── Dataset records

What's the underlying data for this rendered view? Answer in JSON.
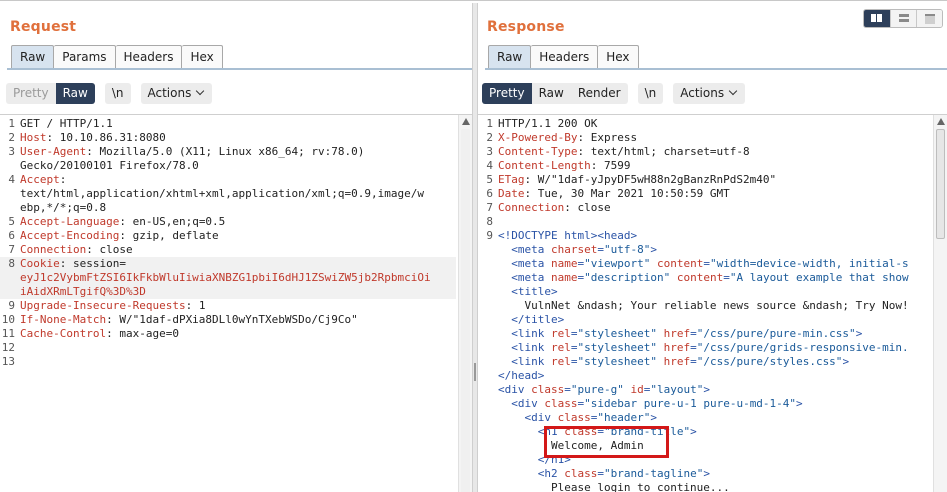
{
  "request": {
    "title": "Request",
    "tabs": [
      {
        "label": "Raw",
        "active": true
      },
      {
        "label": "Params",
        "active": false
      },
      {
        "label": "Headers",
        "active": false
      },
      {
        "label": "Hex",
        "active": false
      }
    ],
    "toolbar": {
      "view_modes": [
        {
          "label": "Pretty",
          "active": false
        },
        {
          "label": "Raw",
          "active": true
        }
      ],
      "newline_label": "\\n",
      "actions_label": "Actions"
    },
    "lines": [
      {
        "num": "1",
        "text": "GET / HTTP/1.1"
      },
      {
        "num": "2",
        "key": "Host",
        "text": ": 10.10.86.31:8080"
      },
      {
        "num": "3",
        "key": "User-Agent",
        "text": ": Mozilla/5.0 (X11; Linux x86_64; rv:78.0)"
      },
      {
        "num": "",
        "text": "Gecko/20100101 Firefox/78.0"
      },
      {
        "num": "4",
        "key": "Accept",
        "text": ":"
      },
      {
        "num": "",
        "text": "text/html,application/xhtml+xml,application/xml;q=0.9,image/w"
      },
      {
        "num": "",
        "text": "ebp,*/*;q=0.8"
      },
      {
        "num": "5",
        "key": "Accept-Language",
        "text": ": en-US,en;q=0.5"
      },
      {
        "num": "6",
        "key": "Accept-Encoding",
        "text": ": gzip, deflate"
      },
      {
        "num": "7",
        "key": "Connection",
        "text": ": close"
      },
      {
        "num": "8",
        "key": "Cookie",
        "text": ": session=",
        "hl": true
      },
      {
        "num": "",
        "cookie": "eyJ1c2VybmFtZSI6IkFkbWluIiwiaXNBZG1pbiI6dHJ1ZSwiZW5jb2RpbmciOi",
        "hl": true
      },
      {
        "num": "",
        "cookie": "iAidXRmLTgifQ%3D%3D",
        "hl": true
      },
      {
        "num": "9",
        "key": "Upgrade-Insecure-Requests",
        "text": ": 1"
      },
      {
        "num": "10",
        "key": "If-None-Match",
        "text": ": W/\"1daf-dPXia8DLl0wYnTXebWSDo/Cj9Co\""
      },
      {
        "num": "11",
        "key": "Cache-Control",
        "text": ": max-age=0"
      },
      {
        "num": "12",
        "text": ""
      },
      {
        "num": "13",
        "text": ""
      }
    ]
  },
  "response": {
    "title": "Response",
    "tabs": [
      {
        "label": "Raw",
        "active": true
      },
      {
        "label": "Headers",
        "active": false
      },
      {
        "label": "Hex",
        "active": false
      }
    ],
    "toolbar": {
      "view_modes": [
        {
          "label": "Pretty",
          "active": true
        },
        {
          "label": "Raw",
          "active": false
        },
        {
          "label": "Render",
          "active": false
        }
      ],
      "newline_label": "\\n",
      "actions_label": "Actions"
    },
    "lines": [
      {
        "num": "1",
        "text": "HTTP/1.1 200 OK"
      },
      {
        "num": "2",
        "key": "X-Powered-By",
        "text": ": Express"
      },
      {
        "num": "3",
        "key": "Content-Type",
        "text": ": text/html; charset=utf-8"
      },
      {
        "num": "4",
        "key": "Content-Length",
        "text": ": 7599"
      },
      {
        "num": "5",
        "key": "ETag",
        "text": ": W/\"1daf-yJpyDF5wH88n2gBanzRnPdS2m40\""
      },
      {
        "num": "6",
        "key": "Date",
        "text": ": Tue, 30 Mar 2021 10:50:59 GMT"
      },
      {
        "num": "7",
        "key": "Connection",
        "text": ": close"
      },
      {
        "num": "8",
        "text": ""
      },
      {
        "num": "9",
        "html": [
          [
            "tag",
            "<!DOCTYPE html><head>"
          ]
        ]
      },
      {
        "num": "",
        "html": [
          [
            "pad",
            "  "
          ],
          [
            "tag",
            "<meta "
          ],
          [
            "attr",
            "charset"
          ],
          [
            "tag",
            "="
          ],
          [
            "str",
            "\"utf-8\""
          ],
          [
            "tag",
            ">"
          ]
        ]
      },
      {
        "num": "",
        "html": [
          [
            "pad",
            "  "
          ],
          [
            "tag",
            "<meta "
          ],
          [
            "attr",
            "name"
          ],
          [
            "tag",
            "="
          ],
          [
            "str",
            "\"viewport\""
          ],
          [
            "tag",
            " "
          ],
          [
            "attr",
            "content"
          ],
          [
            "tag",
            "="
          ],
          [
            "str",
            "\"width=device-width, initial-s"
          ]
        ]
      },
      {
        "num": "",
        "html": [
          [
            "pad",
            "  "
          ],
          [
            "tag",
            "<meta "
          ],
          [
            "attr",
            "name"
          ],
          [
            "tag",
            "="
          ],
          [
            "str",
            "\"description\""
          ],
          [
            "tag",
            " "
          ],
          [
            "attr",
            "content"
          ],
          [
            "tag",
            "="
          ],
          [
            "str",
            "\"A layout example that show"
          ]
        ]
      },
      {
        "num": "",
        "html": [
          [
            "pad",
            "  "
          ],
          [
            "tag",
            "<title>"
          ]
        ]
      },
      {
        "num": "",
        "html": [
          [
            "pad",
            "    "
          ],
          [
            "text",
            "VulnNet &ndash; Your reliable news source &ndash; Try Now!"
          ]
        ]
      },
      {
        "num": "",
        "html": [
          [
            "pad",
            "  "
          ],
          [
            "tag",
            "</title>"
          ]
        ]
      },
      {
        "num": "",
        "html": [
          [
            "pad",
            "  "
          ],
          [
            "tag",
            "<link "
          ],
          [
            "attr",
            "rel"
          ],
          [
            "tag",
            "="
          ],
          [
            "str",
            "\"stylesheet\""
          ],
          [
            "tag",
            " "
          ],
          [
            "attr",
            "href"
          ],
          [
            "tag",
            "="
          ],
          [
            "str",
            "\"/css/pure/pure-min.css\""
          ],
          [
            "tag",
            ">"
          ]
        ]
      },
      {
        "num": "",
        "html": [
          [
            "pad",
            "  "
          ],
          [
            "tag",
            "<link "
          ],
          [
            "attr",
            "rel"
          ],
          [
            "tag",
            "="
          ],
          [
            "str",
            "\"stylesheet\""
          ],
          [
            "tag",
            " "
          ],
          [
            "attr",
            "href"
          ],
          [
            "tag",
            "="
          ],
          [
            "str",
            "\"/css/pure/grids-responsive-min."
          ]
        ]
      },
      {
        "num": "",
        "html": [
          [
            "pad",
            "  "
          ],
          [
            "tag",
            "<link "
          ],
          [
            "attr",
            "rel"
          ],
          [
            "tag",
            "="
          ],
          [
            "str",
            "\"stylesheet\""
          ],
          [
            "tag",
            " "
          ],
          [
            "attr",
            "href"
          ],
          [
            "tag",
            "="
          ],
          [
            "str",
            "\"/css/pure/styles.css\""
          ],
          [
            "tag",
            ">"
          ]
        ]
      },
      {
        "num": "",
        "html": [
          [
            "tag",
            "</head>"
          ]
        ]
      },
      {
        "num": "",
        "html": [
          [
            "tag",
            "<div "
          ],
          [
            "attr",
            "class"
          ],
          [
            "tag",
            "="
          ],
          [
            "str",
            "\"pure-g\""
          ],
          [
            "tag",
            " "
          ],
          [
            "attr",
            "id"
          ],
          [
            "tag",
            "="
          ],
          [
            "str",
            "\"layout\""
          ],
          [
            "tag",
            ">"
          ]
        ]
      },
      {
        "num": "",
        "html": [
          [
            "pad",
            "  "
          ],
          [
            "tag",
            "<div "
          ],
          [
            "attr",
            "class"
          ],
          [
            "tag",
            "="
          ],
          [
            "str",
            "\"sidebar pure-u-1 pure-u-md-1-4\""
          ],
          [
            "tag",
            ">"
          ]
        ]
      },
      {
        "num": "",
        "html": [
          [
            "pad",
            "    "
          ],
          [
            "tag",
            "<div "
          ],
          [
            "attr",
            "class"
          ],
          [
            "tag",
            "="
          ],
          [
            "str",
            "\"header\""
          ],
          [
            "tag",
            ">"
          ]
        ]
      },
      {
        "num": "",
        "html": [
          [
            "pad",
            "      "
          ],
          [
            "tag",
            "<h1 "
          ],
          [
            "attr",
            "class"
          ],
          [
            "tag",
            "="
          ],
          [
            "str",
            "\"brand-title\""
          ],
          [
            "tag",
            ">"
          ]
        ]
      },
      {
        "num": "",
        "html": [
          [
            "pad",
            "        "
          ],
          [
            "text",
            "Welcome, Admin"
          ]
        ]
      },
      {
        "num": "",
        "html": [
          [
            "pad",
            "      "
          ],
          [
            "tag",
            "</h1>"
          ]
        ]
      },
      {
        "num": "",
        "html": [
          [
            "pad",
            "      "
          ],
          [
            "tag",
            "<h2 "
          ],
          [
            "attr",
            "class"
          ],
          [
            "tag",
            "="
          ],
          [
            "str",
            "\"brand-tagline\""
          ],
          [
            "tag",
            ">"
          ]
        ]
      },
      {
        "num": "",
        "html": [
          [
            "pad",
            "        "
          ],
          [
            "text",
            "Please login to continue..."
          ]
        ]
      }
    ]
  }
}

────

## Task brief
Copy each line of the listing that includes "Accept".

## Exercise answer
        "key": "Accept",
        "key": "Accept-Language",
        "key": "Accept-Encoding",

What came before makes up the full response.